Yesterday, the broad unwinding of USD long positions continued and accelerated due to multiple drivers. The ample provision of USD liquidity by the Fed both in- and outside the US (swaps) continues doing its job. Global tensions eased (cf. stocks), reducing USD safe haven demand. The trend of declining USD interest rate support continued. The exceptional spike in US jobless claims brought hard evidence of the severe impact of the crisis on the US economy. Claims weren't the main driver behind the USD correction, but didn't help either. The trade-weighted USD (DXY) fell below the 100 mark. EUR/USD regained the 1.10 barrier (close 1.1032). USD/JPY closed around 109.30 despite a risk-on context.
This morning, the repositioning out of the dollar continues even as US equity futures suggest that the risk rally might slow. USD/JPY (mid 108 area) declines further. The USD decline is said to be reinforced by yen repatriation flows toward the end of the Japanese fiscal year. Contrary to last week, the Chinese yuan is an ‘underperformer' with USD/CNY stabilizing in the 7.0750 area. Most other regional FX are also rebounding. EUR/USD (1.1040) maintains yesterday's gain.
Today, (consumer) confidence data in France and Italy will probably nosedive in an unprecedented way, but are probably no factor for the euro. Yesterday, EU leaders didn't agree on the (financial) structure of their crisis response. The likes of Germany and The Netherlands still don't agree on financing on an EU level via coronabonds. This a key political topic for the EU, but as mentioned yesterday, we don't think that the ESM/OMT option, if it were to be the outcome, should be that negative for the euro. Yesterday and on Wednesday, there were already technical signs of an EUR/USD bottoming. The swift break above 1.09 improves the technical picture. EUR/USD might have entered a buy-on-dips pattern even as end-of quarter repositioning still might cause some nervous swings. 1.1237/50 is a next topside reference.
Yesterday, EUR/GBP initially hovered in the 0.92 area, but the risk-on sentiment and decline of the dollar also caused an aggressive unwinding of sterling shorts. EUR/GBP is now nearing the 0.90 support, which worked as short-term technical reference/bottom during peak period of financial stress. Sterling trading will continued to be dominated by global trends, but maybe the EUR/GBP decline might slow from here.

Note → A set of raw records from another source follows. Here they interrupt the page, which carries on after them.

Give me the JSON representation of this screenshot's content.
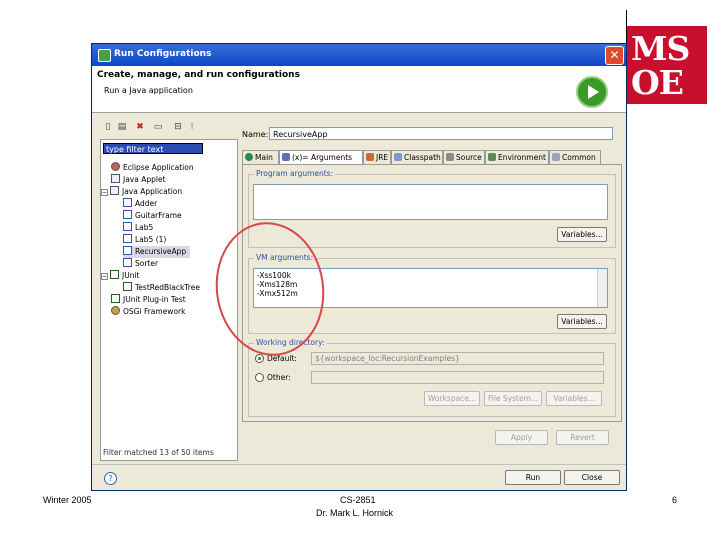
{
  "logo": {
    "line1": "MS",
    "line2": "OE",
    "color": "#c8102e"
  },
  "window": {
    "title": "Run Configurations",
    "header_title": "Create, manage, and run configurations",
    "header_subtitle": "Run a Java application"
  },
  "left": {
    "toolbar_icons": [
      "new-config-icon",
      "duplicate-icon",
      "delete-icon",
      "filter-icon",
      "collapse-all-icon",
      "more-menu-icon"
    ],
    "filter_placeholder": "type filter text",
    "tree": [
      {
        "label": "Eclipse Application",
        "level": 1,
        "icon": "eclipse-icon"
      },
      {
        "label": "Java Applet",
        "level": 1,
        "icon": "applet-icon"
      },
      {
        "label": "Java Application",
        "level": 1,
        "icon": "java-app-icon",
        "expanded": true
      },
      {
        "label": "Adder",
        "level": 2,
        "icon": "java-class-icon"
      },
      {
        "label": "GuitarFrame",
        "level": 2,
        "icon": "java-class-icon"
      },
      {
        "label": "Lab5",
        "level": 2,
        "icon": "java-class-icon"
      },
      {
        "label": "Lab5 (1)",
        "level": 2,
        "icon": "java-class-icon"
      },
      {
        "label": "RecursiveApp",
        "level": 2,
        "icon": "java-class-icon",
        "selected": true
      },
      {
        "label": "Sorter",
        "level": 2,
        "icon": "java-class-icon"
      },
      {
        "label": "JUnit",
        "level": 1,
        "icon": "junit-icon",
        "expanded": true
      },
      {
        "label": "TestRedBlackTree",
        "level": 2,
        "icon": "junit-test-icon"
      },
      {
        "label": "JUnit Plug-in Test",
        "level": 1,
        "icon": "junit-plugin-icon"
      },
      {
        "label": "OSGi Framework",
        "level": 1,
        "icon": "osgi-icon"
      }
    ],
    "filter_status": "Filter matched 13 of 50 items"
  },
  "right": {
    "name_label": "Name:",
    "name_value": "RecursiveApp",
    "tabs": [
      {
        "label": "Main",
        "icon": "main-tab-icon"
      },
      {
        "label": "(x)= Arguments",
        "icon": "arguments-tab-icon",
        "active": true
      },
      {
        "label": "JRE",
        "icon": "jre-tab-icon"
      },
      {
        "label": "Classpath",
        "icon": "classpath-tab-icon"
      },
      {
        "label": "Source",
        "icon": "source-tab-icon"
      },
      {
        "label": "Environment",
        "icon": "environment-tab-icon"
      },
      {
        "label": "Common",
        "icon": "common-tab-icon"
      }
    ],
    "program_args_label": "Program arguments:",
    "program_args_value": "",
    "variables_label": "Variables...",
    "vm_args_label": "VM arguments:",
    "vm_args_lines": [
      "-Xss100k",
      "-Xms128m",
      "-Xmx512m"
    ],
    "workdir_label": "Working directory:",
    "default_label": "Default:",
    "default_value": "${workspace_loc:RecursionExamples}",
    "other_label": "Other:",
    "workspace_btn": "Workspace...",
    "filesystem_btn": "File System...",
    "variables_btn": "Variables...",
    "apply_btn": "Apply",
    "revert_btn": "Revert"
  },
  "bottom": {
    "run_btn": "Run",
    "close_btn": "Close"
  },
  "footer": {
    "left": "Winter 2005",
    "center_line1": "CS-2851",
    "center_line2": "Dr. Mark L. Hornick",
    "page": "6"
  },
  "annotation_color": "#d84848"
}
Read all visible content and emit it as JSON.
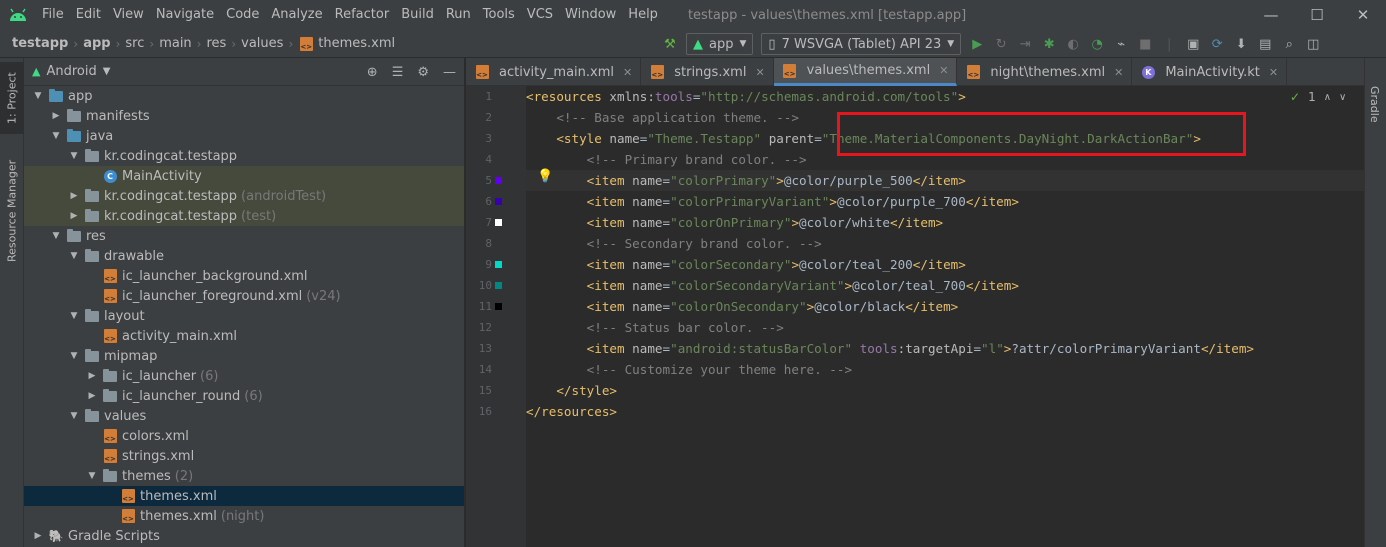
{
  "menu": {
    "items": [
      "File",
      "Edit",
      "View",
      "Navigate",
      "Code",
      "Analyze",
      "Refactor",
      "Build",
      "Run",
      "Tools",
      "VCS",
      "Window",
      "Help"
    ],
    "window_title": "testapp - values\\themes.xml [testapp.app]"
  },
  "breadcrumb": [
    "testapp",
    "app",
    "src",
    "main",
    "res",
    "values",
    "themes.xml"
  ],
  "run": {
    "config": "app",
    "device": "7  WSVGA (Tablet) API 23"
  },
  "left_tabs": {
    "project": "1: Project",
    "resource_manager": "Resource Manager"
  },
  "right_tabs": {
    "gradle": "Gradle"
  },
  "project": {
    "view": "Android",
    "tree": [
      {
        "label": "app",
        "suffix": "",
        "depth": 0,
        "expanded": true,
        "icon": "module-folder-icon"
      },
      {
        "label": "manifests",
        "suffix": "",
        "depth": 1,
        "expanded": false,
        "icon": "folder-icon"
      },
      {
        "label": "java",
        "suffix": "",
        "depth": 1,
        "expanded": true,
        "icon": "source-folder-icon"
      },
      {
        "label": "kr.codingcat.testapp",
        "suffix": "",
        "depth": 2,
        "expanded": true,
        "icon": "package-icon"
      },
      {
        "label": "MainActivity",
        "suffix": "",
        "depth": 3,
        "expanded": null,
        "icon": "kotlin-class-icon"
      },
      {
        "label": "kr.codingcat.testapp",
        "suffix": "(androidTest)",
        "depth": 2,
        "expanded": false,
        "icon": "package-icon"
      },
      {
        "label": "kr.codingcat.testapp",
        "suffix": "(test)",
        "depth": 2,
        "expanded": false,
        "icon": "package-icon"
      },
      {
        "label": "res",
        "suffix": "",
        "depth": 1,
        "expanded": true,
        "icon": "res-folder-icon"
      },
      {
        "label": "drawable",
        "suffix": "",
        "depth": 2,
        "expanded": true,
        "icon": "folder-icon"
      },
      {
        "label": "ic_launcher_background.xml",
        "suffix": "",
        "depth": 3,
        "expanded": null,
        "icon": "xml-file-icon"
      },
      {
        "label": "ic_launcher_foreground.xml",
        "suffix": "(v24)",
        "depth": 3,
        "expanded": null,
        "icon": "xml-file-icon"
      },
      {
        "label": "layout",
        "suffix": "",
        "depth": 2,
        "expanded": true,
        "icon": "folder-icon"
      },
      {
        "label": "activity_main.xml",
        "suffix": "",
        "depth": 3,
        "expanded": null,
        "icon": "xml-file-icon"
      },
      {
        "label": "mipmap",
        "suffix": "",
        "depth": 2,
        "expanded": true,
        "icon": "folder-icon"
      },
      {
        "label": "ic_launcher",
        "suffix": "(6)",
        "depth": 3,
        "expanded": false,
        "icon": "folder-icon"
      },
      {
        "label": "ic_launcher_round",
        "suffix": "(6)",
        "depth": 3,
        "expanded": false,
        "icon": "folder-icon"
      },
      {
        "label": "values",
        "suffix": "",
        "depth": 2,
        "expanded": true,
        "icon": "folder-icon"
      },
      {
        "label": "colors.xml",
        "suffix": "",
        "depth": 3,
        "expanded": null,
        "icon": "xml-file-icon"
      },
      {
        "label": "strings.xml",
        "suffix": "",
        "depth": 3,
        "expanded": null,
        "icon": "xml-file-icon"
      },
      {
        "label": "themes",
        "suffix": "(2)",
        "depth": 3,
        "expanded": true,
        "icon": "folder-icon"
      },
      {
        "label": "themes.xml",
        "suffix": "",
        "depth": 4,
        "expanded": null,
        "icon": "xml-file-icon"
      },
      {
        "label": "themes.xml",
        "suffix": "(night)",
        "depth": 4,
        "expanded": null,
        "icon": "xml-file-icon"
      },
      {
        "label": "Gradle Scripts",
        "suffix": "",
        "depth": 0,
        "expanded": false,
        "icon": "gradle-icon"
      }
    ]
  },
  "tabs": [
    {
      "label": "activity_main.xml",
      "active": false,
      "icon": "xml-file-icon"
    },
    {
      "label": "strings.xml",
      "active": false,
      "icon": "xml-file-icon"
    },
    {
      "label": "values\\themes.xml",
      "active": true,
      "icon": "xml-file-icon"
    },
    {
      "label": "night\\themes.xml",
      "active": false,
      "icon": "xml-file-icon"
    },
    {
      "label": "MainActivity.kt",
      "active": false,
      "icon": "kotlin-file-icon"
    }
  ],
  "inspection": {
    "count": "1"
  },
  "editor": {
    "lines": [
      {
        "n": "1",
        "swatch": null,
        "parts": [
          [
            "tag",
            "<resources "
          ],
          [
            "attr",
            "xmlns:"
          ],
          [
            "ns",
            "tools"
          ],
          [
            "plain",
            "="
          ],
          [
            "val",
            "\"http://schemas.android.com/tools\""
          ],
          [
            "tag",
            ">"
          ]
        ]
      },
      {
        "n": "2",
        "swatch": null,
        "parts": [
          [
            "plain",
            "    "
          ],
          [
            "cmt",
            "<!-- Base application theme. -->"
          ]
        ]
      },
      {
        "n": "3",
        "swatch": null,
        "parts": [
          [
            "plain",
            "    "
          ],
          [
            "tag",
            "<style "
          ],
          [
            "attr",
            "name"
          ],
          [
            "plain",
            "="
          ],
          [
            "val",
            "\"Theme.Testapp\""
          ],
          [
            "plain",
            " "
          ],
          [
            "attr",
            "parent"
          ],
          [
            "plain",
            "="
          ],
          [
            "val",
            "\"Theme.MaterialComponents.DayNight.DarkActionBar\""
          ],
          [
            "tag",
            ">"
          ]
        ]
      },
      {
        "n": "4",
        "swatch": null,
        "parts": [
          [
            "plain",
            "        "
          ],
          [
            "cmt",
            "<!-- Primary brand color. -->"
          ]
        ]
      },
      {
        "n": "5",
        "swatch": "#6200ee",
        "parts": [
          [
            "plain",
            "        "
          ],
          [
            "tag",
            "<item "
          ],
          [
            "attr",
            "name"
          ],
          [
            "plain",
            "="
          ],
          [
            "val",
            "\"colorPrimary\""
          ],
          [
            "tag",
            ">"
          ],
          [
            "plain",
            "@color/purple_500"
          ],
          [
            "tag",
            "</item>"
          ]
        ]
      },
      {
        "n": "6",
        "swatch": "#3700b3",
        "parts": [
          [
            "plain",
            "        "
          ],
          [
            "tag",
            "<item "
          ],
          [
            "attr",
            "name"
          ],
          [
            "plain",
            "="
          ],
          [
            "val",
            "\"colorPrimaryVariant\""
          ],
          [
            "tag",
            ">"
          ],
          [
            "plain",
            "@color/purple_700"
          ],
          [
            "tag",
            "</item>"
          ]
        ]
      },
      {
        "n": "7",
        "swatch": "#ffffff",
        "parts": [
          [
            "plain",
            "        "
          ],
          [
            "tag",
            "<item "
          ],
          [
            "attr",
            "name"
          ],
          [
            "plain",
            "="
          ],
          [
            "val",
            "\"colorOnPrimary\""
          ],
          [
            "tag",
            ">"
          ],
          [
            "plain",
            "@color/white"
          ],
          [
            "tag",
            "</item>"
          ]
        ]
      },
      {
        "n": "8",
        "swatch": null,
        "parts": [
          [
            "plain",
            "        "
          ],
          [
            "cmt",
            "<!-- Secondary brand color. -->"
          ]
        ]
      },
      {
        "n": "9",
        "swatch": "#03dac5",
        "parts": [
          [
            "plain",
            "        "
          ],
          [
            "tag",
            "<item "
          ],
          [
            "attr",
            "name"
          ],
          [
            "plain",
            "="
          ],
          [
            "val",
            "\"colorSecondary\""
          ],
          [
            "tag",
            ">"
          ],
          [
            "plain",
            "@color/teal_200"
          ],
          [
            "tag",
            "</item>"
          ]
        ]
      },
      {
        "n": "10",
        "swatch": "#018786",
        "parts": [
          [
            "plain",
            "        "
          ],
          [
            "tag",
            "<item "
          ],
          [
            "attr",
            "name"
          ],
          [
            "plain",
            "="
          ],
          [
            "val",
            "\"colorSecondaryVariant\""
          ],
          [
            "tag",
            ">"
          ],
          [
            "plain",
            "@color/teal_700"
          ],
          [
            "tag",
            "</item>"
          ]
        ]
      },
      {
        "n": "11",
        "swatch": "#000000",
        "parts": [
          [
            "plain",
            "        "
          ],
          [
            "tag",
            "<item "
          ],
          [
            "attr",
            "name"
          ],
          [
            "plain",
            "="
          ],
          [
            "val",
            "\"colorOnSecondary\""
          ],
          [
            "tag",
            ">"
          ],
          [
            "plain",
            "@color/black"
          ],
          [
            "tag",
            "</item>"
          ]
        ]
      },
      {
        "n": "12",
        "swatch": null,
        "parts": [
          [
            "plain",
            "        "
          ],
          [
            "cmt",
            "<!-- Status bar color. -->"
          ]
        ]
      },
      {
        "n": "13",
        "swatch": null,
        "parts": [
          [
            "plain",
            "        "
          ],
          [
            "tag",
            "<item "
          ],
          [
            "attr",
            "name"
          ],
          [
            "plain",
            "="
          ],
          [
            "val",
            "\"android:statusBarColor\""
          ],
          [
            "plain",
            " "
          ],
          [
            "ns",
            "tools"
          ],
          [
            "attr",
            ":targetApi"
          ],
          [
            "plain",
            "="
          ],
          [
            "val",
            "\"l\""
          ],
          [
            "tag",
            ">"
          ],
          [
            "plain",
            "?attr/colorPrimaryVariant"
          ],
          [
            "tag",
            "</item>"
          ]
        ]
      },
      {
        "n": "14",
        "swatch": null,
        "parts": [
          [
            "plain",
            "        "
          ],
          [
            "cmt",
            "<!-- Customize your theme here. -->"
          ]
        ]
      },
      {
        "n": "15",
        "swatch": null,
        "parts": [
          [
            "plain",
            "    "
          ],
          [
            "tag",
            "</style>"
          ]
        ]
      },
      {
        "n": "16",
        "swatch": null,
        "parts": [
          [
            "tag",
            "</resources>"
          ]
        ]
      }
    ]
  }
}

This non-exhaustive information is based on short-term forecasts for expected developments on the financial markets. KBC Bank cannot guarantee that these forecasts will materialize and cannot be held liable in any way for direct or consequential loss arising from any use of this document or its content. The document is not intended as personalized investment advice and does not constitute a recommendation to buy, sell or hold investments described herein. Although information has been obtained from and is based upon sources KBC believes to be reliable, KBC does not guarantee the accuracy of this information, which may be incomplete or condensed. All opinions and estimates constitute a KBC judgment as of the data of the report and are subject to change without notice.